    1. Advertisements

  3. DrMartin

    bottleneck talks a load of rubbish

    Joined:
    Jun 19, 2003
    Messages:
    6,766
    Likes Received:
    0
    Location:
    bucks
    Hi

    I'd agree with Steve, I doubt that after just 13 years with polyprops you'll see much difference.

    You can certainly get better quality caps and resistors in there if you want to do that.
     
    bottleneck, Apr 10, 2010
    #3
  4. DrMartin

    RobHolt Moderator

    Joined:
    Oct 24, 2004
    Messages:
    4,123
    Likes Received:
    5
    Plastic film caps are very stable and should never 'need' replacing. You can of course replace them if you believe alternatives to be sonically better but that is a different issue.
    Electrolytics do drift out of spec but there is no easy rule of thumb as it will vary between brands and even batches.
    IME it isn't the capacitance value that usually drifts but the ESR - and that is likely to be far less of an issue in a loudspeaker crossover than in a PSU. That's because the drift is usually very modest inside the cool working environment of a loudspeaker.
    So for example if you have a fresh cap with 0.05 ohms ESR and it sits in series with the 8 ohms of a tweeter, if it drifts up to 0.1 or 0.2 over a decade or two - well don't worry about that!

    You also need to take great care when replacing electrolytics in costly, vintage speakers as the design team will often have used fine component selection and perhaps even tweaked individual crossovers to meet a tight response specification. The BBC designs fall into the category but so do many others. It would be unwise to simple start cap swapping in those designs without access to test equipment.
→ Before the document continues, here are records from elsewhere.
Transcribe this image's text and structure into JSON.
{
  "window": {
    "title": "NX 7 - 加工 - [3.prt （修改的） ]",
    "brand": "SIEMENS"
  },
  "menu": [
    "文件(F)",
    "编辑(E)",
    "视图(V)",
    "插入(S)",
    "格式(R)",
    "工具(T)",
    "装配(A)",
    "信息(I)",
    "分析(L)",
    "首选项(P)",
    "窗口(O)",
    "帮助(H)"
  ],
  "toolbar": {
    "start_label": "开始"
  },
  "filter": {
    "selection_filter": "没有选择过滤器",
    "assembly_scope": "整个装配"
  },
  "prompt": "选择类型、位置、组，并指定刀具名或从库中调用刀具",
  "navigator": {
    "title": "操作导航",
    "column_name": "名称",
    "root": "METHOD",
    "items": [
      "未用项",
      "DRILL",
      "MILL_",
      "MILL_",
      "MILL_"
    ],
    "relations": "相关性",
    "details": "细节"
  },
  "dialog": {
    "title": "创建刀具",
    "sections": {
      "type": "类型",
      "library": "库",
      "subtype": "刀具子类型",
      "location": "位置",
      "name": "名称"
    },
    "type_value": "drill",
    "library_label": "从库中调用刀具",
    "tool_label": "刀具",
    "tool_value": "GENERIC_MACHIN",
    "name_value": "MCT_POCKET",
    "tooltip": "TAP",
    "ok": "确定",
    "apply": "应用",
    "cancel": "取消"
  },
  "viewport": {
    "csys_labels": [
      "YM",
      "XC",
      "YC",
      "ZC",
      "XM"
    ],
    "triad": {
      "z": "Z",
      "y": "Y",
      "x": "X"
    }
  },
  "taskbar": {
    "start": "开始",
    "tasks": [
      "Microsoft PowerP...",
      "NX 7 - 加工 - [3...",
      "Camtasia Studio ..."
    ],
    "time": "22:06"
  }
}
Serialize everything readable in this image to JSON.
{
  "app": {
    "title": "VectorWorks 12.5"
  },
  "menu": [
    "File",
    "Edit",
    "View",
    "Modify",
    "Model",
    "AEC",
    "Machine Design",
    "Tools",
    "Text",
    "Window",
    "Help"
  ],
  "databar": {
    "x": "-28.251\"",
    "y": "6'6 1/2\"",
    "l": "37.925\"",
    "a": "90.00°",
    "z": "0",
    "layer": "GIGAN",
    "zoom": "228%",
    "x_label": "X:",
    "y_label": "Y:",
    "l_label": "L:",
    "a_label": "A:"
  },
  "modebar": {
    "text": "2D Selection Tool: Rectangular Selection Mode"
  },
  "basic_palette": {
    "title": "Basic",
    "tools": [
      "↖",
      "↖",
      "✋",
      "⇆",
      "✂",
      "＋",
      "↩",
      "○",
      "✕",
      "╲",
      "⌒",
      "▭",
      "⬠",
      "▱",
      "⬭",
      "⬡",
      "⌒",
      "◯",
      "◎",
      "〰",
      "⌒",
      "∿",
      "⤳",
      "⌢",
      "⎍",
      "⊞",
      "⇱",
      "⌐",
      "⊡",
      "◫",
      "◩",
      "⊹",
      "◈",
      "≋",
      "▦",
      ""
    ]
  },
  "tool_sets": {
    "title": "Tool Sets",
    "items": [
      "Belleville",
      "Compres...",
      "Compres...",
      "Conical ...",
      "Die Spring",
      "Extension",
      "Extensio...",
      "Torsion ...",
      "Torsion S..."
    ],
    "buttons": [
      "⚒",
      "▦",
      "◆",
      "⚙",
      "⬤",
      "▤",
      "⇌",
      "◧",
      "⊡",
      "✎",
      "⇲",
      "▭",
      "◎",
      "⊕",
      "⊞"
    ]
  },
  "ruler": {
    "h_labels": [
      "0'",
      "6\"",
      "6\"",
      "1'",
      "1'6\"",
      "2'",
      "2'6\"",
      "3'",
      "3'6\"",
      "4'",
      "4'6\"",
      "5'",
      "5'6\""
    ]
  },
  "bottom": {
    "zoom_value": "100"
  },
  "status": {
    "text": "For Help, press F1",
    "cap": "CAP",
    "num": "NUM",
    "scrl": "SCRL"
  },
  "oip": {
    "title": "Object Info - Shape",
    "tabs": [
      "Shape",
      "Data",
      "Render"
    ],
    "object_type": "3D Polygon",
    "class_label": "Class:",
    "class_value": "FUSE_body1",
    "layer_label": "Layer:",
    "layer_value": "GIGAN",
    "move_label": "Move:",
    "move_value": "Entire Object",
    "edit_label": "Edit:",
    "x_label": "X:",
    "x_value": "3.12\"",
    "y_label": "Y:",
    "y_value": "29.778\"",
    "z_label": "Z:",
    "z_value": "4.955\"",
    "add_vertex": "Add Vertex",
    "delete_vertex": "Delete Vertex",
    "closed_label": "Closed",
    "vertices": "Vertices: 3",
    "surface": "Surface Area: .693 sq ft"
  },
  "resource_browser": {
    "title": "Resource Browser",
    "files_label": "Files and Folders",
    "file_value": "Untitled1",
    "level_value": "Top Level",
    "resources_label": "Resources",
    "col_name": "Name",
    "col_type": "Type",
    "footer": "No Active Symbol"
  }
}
    13 year old Missions can be safely left alone.
    Worth noting that many speakers, particularly at the budget end will be using +/- 10% spec caps in the crossover (and i've seen 20%) which is food for thought when contemplating the re-cap of a less than youthful loudspeaker.

    Good little speaker the 700 - we need something like that today for reasonable money.
    Similarly I picked up a pair of Dynaco A25s last week that were manufactured in the early 70s. Superb sound and re-caping them isn't particularly high on my agenda.
     
    RobHolt, Apr 10, 2010
    #4
  5. DrMartin

    DrMartin

    Joined:
    Dec 3, 2009
    Messages:
    89
    Likes Received:
    0
    Location:
    Isle of Wight
    Thank you for all the replys. Oh well, it seems that my quest for a decent sound continues.

    I must admit though I am going around in circles wondering where to look next when there are so many variables.
     
    DrMartin, Apr 13, 2010
    #5
    1. Advertisements

Ask a Question

Want to reply to this thread or ask your own question?

You'll need to choose a username for the site, which only take a couple of moments (here). After that, you can post your question and our members will help you out.